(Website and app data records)

*-*-*

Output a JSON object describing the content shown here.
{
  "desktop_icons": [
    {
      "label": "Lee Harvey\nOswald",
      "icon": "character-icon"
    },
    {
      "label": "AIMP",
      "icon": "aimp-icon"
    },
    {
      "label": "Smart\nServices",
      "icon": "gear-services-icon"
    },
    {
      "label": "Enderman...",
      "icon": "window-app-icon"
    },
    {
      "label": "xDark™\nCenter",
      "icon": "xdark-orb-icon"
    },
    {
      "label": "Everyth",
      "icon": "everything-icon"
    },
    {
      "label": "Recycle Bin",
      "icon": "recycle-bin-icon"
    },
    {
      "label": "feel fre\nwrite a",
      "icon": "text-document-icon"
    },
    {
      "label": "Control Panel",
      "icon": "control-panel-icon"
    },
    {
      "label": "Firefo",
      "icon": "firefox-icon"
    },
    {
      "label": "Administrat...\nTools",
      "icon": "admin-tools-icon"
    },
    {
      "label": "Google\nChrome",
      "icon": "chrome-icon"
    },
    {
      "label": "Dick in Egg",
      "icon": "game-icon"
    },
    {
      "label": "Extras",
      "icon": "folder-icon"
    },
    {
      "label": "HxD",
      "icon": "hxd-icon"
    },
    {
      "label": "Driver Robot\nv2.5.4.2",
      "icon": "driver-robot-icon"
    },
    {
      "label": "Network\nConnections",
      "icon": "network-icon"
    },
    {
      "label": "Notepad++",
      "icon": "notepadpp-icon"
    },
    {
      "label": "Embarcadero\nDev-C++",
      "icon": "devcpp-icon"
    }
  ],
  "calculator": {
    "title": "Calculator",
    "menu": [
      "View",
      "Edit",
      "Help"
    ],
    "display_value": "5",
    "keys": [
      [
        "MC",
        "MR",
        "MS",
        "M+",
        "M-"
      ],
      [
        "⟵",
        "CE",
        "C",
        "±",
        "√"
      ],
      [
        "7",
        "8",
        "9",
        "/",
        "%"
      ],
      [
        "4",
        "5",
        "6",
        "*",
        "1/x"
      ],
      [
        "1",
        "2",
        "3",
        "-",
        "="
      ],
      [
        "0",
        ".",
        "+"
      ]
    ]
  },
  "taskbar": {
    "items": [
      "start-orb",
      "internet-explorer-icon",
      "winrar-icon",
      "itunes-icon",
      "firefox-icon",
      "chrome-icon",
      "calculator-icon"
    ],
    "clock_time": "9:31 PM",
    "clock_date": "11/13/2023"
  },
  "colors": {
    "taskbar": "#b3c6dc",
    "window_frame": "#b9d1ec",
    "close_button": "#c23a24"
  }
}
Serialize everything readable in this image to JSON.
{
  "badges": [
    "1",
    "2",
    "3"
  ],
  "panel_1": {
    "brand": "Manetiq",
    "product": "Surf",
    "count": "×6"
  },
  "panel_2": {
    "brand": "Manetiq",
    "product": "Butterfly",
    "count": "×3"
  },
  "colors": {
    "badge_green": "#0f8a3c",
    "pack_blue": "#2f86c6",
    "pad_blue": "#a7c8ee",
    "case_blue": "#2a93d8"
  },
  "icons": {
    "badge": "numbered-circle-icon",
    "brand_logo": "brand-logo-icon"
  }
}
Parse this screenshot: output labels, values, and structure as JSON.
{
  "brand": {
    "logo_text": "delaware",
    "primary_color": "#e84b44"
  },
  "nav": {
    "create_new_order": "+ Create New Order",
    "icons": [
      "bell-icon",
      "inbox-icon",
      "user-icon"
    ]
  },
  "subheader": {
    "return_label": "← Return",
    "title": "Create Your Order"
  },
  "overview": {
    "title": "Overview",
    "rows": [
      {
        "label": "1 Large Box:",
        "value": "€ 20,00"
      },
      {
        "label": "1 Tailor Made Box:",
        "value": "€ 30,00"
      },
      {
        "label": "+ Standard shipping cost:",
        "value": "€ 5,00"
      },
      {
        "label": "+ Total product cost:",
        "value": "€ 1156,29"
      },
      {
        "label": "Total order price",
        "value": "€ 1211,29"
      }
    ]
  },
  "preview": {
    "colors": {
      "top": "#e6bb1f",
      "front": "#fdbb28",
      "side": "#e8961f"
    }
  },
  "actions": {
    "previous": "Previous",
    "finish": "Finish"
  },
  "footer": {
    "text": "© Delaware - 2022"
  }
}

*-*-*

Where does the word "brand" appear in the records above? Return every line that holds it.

(The answer)
    "brand": "Manetiq",
    "brand": "Manetiq",
    "brand_logo": "brand-logo-icon"
  "brand": {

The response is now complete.